“The thing that is very unique about Pan Am is I don’t know many other companies that go bankrupt or shut down and 16 years later we are still together and celebrating what would have been an 80th anniversary,” said Al Topping, who, as director of Vietnam and Cambodia for Pan Am, arranged the last flight out of Saigon in 1975, continued working for the airline until 1991, and is organizing the Miami reunion. “It’s just a special kind of a family.”

Pan Am, which began flying in 1927, ceased operations and liquidated in late 1991.

It had suffered from the lack of a domestic route network, poor management decisions and insufficient capital to weather intense competition from both U.S. and foreign carriers. The Lockerbie bombing and the Gulf War also put pressure on fares, which exacerbated its losses, Kriendler said.

In the end, the airline succumbed to overwhelming debt, and did not have any major assets left to sell.

In the beginning, Pan Am’s roots were firmly planted in South Florida.

The airline was founded by Juan Trippe in Key West, and its first flight, on a Fokker-7, was on Oct. 28, 1927, from Key West to Havana.

Coconut Grove’s Dinner Key originally served as the base of operations of Pan Am’s “flying boats.”

And it was from there, in 1931, that Charles Lindbergh piloted test flights on Pan Am’s “American Clipper” to Cienfuegos, Cuba, and to Panama and other points in Central America and the Caribbean.

“They had a giant role in the development of aviation in South Florida, and really instilling a sense of pride in South Floridians in the business,” said Paul S. George, a history professor at Miami Dade College, whose father, aunt and uncle worked for the airline, overall, from the late 1930s through early 1970s.

“When you worked for Pan Am it was more than a job, it was your everything,” he said. “So many families felt that way in the area.”

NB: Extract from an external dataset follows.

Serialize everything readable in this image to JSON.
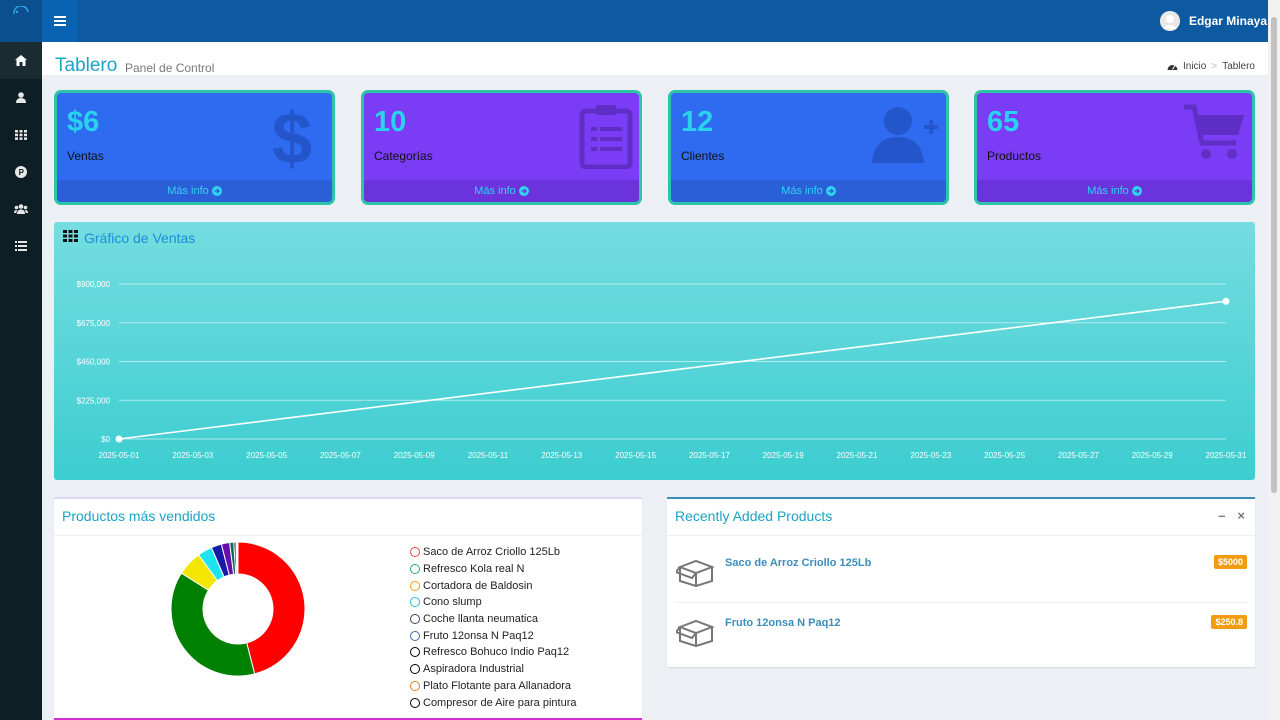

Doonesbury: Hold that thought; I have another call.

Opus: Out, damned spot.

Who cares about football — especially the Dolphins — when there’s still baseball?